Core training is still one of the most talked about fitness topics. Whether it is an athlete looking to improve their overall performance or an ordinary Joe or Joanne looking to tone up and get a little fitter, core training is frequently at the heart of their workout regime. When we talk about core training there are certain pictures that come immediately to mind.
One of the first things that many people think of is someone doing crunches with the aid of a Swiss or stability ball. Or of someone doing a rollout with a ball. Or it could be as simple as someone doing planks.
It doesn’t really matter that much what comes to mind. The goal of core training is to strengthen and stabilize the trunk of the body. When we begin to train someone we will use a number of basic techniques that anyone will recognize as being core strength training drills before moving on to other exercises. Are clients are then puzzled as to how their core keeps on getting stronger when they aren’t doing the drills they recognize.

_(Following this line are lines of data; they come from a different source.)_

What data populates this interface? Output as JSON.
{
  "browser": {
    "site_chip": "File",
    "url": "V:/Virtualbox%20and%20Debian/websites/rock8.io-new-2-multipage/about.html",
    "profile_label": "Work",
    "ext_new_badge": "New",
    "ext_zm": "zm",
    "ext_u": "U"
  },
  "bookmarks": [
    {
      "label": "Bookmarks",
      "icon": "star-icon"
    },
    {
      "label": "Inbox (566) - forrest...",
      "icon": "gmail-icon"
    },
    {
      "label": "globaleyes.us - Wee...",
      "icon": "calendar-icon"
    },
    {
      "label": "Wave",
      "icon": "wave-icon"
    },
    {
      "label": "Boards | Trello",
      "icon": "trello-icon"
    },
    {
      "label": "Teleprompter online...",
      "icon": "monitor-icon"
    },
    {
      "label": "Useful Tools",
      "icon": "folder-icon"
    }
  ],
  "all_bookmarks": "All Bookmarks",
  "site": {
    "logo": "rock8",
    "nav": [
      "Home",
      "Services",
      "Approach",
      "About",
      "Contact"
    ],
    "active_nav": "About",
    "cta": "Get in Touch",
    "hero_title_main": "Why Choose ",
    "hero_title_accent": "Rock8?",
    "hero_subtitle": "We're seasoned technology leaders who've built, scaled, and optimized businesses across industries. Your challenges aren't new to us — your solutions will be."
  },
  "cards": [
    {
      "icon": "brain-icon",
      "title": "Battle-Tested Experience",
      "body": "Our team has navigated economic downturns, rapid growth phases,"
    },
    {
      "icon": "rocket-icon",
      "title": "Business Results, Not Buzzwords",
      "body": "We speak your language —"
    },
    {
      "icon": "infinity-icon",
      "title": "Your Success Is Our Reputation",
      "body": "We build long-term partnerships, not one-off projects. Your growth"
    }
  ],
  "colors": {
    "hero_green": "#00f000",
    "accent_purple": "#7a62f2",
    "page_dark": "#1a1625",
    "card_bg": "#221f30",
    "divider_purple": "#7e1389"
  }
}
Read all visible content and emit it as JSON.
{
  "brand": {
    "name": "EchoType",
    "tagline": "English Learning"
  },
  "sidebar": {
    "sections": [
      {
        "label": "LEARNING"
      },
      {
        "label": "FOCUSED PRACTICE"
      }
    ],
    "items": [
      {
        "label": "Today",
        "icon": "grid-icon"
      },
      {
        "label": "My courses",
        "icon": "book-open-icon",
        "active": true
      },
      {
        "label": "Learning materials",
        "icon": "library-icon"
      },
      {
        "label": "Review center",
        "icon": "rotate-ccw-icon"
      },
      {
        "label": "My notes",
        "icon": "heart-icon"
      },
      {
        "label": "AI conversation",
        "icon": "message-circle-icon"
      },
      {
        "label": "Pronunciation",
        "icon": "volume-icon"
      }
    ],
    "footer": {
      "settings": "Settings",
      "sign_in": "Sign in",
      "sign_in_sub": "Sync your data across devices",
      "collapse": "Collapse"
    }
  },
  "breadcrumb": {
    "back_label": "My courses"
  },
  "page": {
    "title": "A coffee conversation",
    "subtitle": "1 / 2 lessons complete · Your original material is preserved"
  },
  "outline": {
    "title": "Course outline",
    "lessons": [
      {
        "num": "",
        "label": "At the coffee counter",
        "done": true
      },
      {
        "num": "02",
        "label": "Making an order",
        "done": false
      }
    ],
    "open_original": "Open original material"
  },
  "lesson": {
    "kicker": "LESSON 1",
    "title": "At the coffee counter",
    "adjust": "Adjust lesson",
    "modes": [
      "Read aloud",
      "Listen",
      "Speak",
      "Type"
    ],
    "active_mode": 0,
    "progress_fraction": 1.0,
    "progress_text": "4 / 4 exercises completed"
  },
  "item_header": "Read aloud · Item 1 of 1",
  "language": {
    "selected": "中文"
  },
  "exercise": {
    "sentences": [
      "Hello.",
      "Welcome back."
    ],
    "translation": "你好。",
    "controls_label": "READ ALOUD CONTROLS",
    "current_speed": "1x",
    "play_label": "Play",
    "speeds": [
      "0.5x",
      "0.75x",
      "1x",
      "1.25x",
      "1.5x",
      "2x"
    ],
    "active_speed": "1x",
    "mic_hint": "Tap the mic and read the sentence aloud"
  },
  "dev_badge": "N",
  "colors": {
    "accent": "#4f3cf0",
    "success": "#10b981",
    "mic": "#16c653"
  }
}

The reason for this is that all drills are chose on a number of select criteria. Core drills are no different and are simply the means to get to the next phase of the training program rather than being the ultimate goal. After all, athletes don’t win prizes for being able to complete crunches or planks.
If we are scaling back on obvious core strength drills, how does it keep on getting stronger? If we aren’t using traditional methods are we putting less emphasis on it than we should be?
In answer to the second question we are in fact putting much more emphasis on it through the choice of exercise we recommend. In addition whenever we focus on maintaining a stable core while the limbs are moving around it automatically puts a certain amount of stress on the core and helps to train it effectively.
The goal of most core training exercises is to create as much power as possible while still maintain a neutral spine position. Think about doing bicep curls with dumbbells while trying to balance a class of water on your head. With no weights it would be easy for most people to do. However as the exercise is repeated with larger and heavier weights the glass will eventually become unsteady and fall.
Traditional training methods are based on building strength in the extremities and certain core strength exercises. Typically bicep curls, sit-ups and leg presses while using stability balls or other exercise aids. Our approach is different as we only train the extremities to the limits dictated by the core. This is a far safer approach and one that allows for more effective training methods and techniques.
So when you are next in the gym and wondering what is the best way to train you core you only need to keep two things in mind. The first of these is maintaining a neutral spine position and secondly imagine working out with a glass of water on your head. If you can keep these two points in mind, you will begin to see results almost immediately.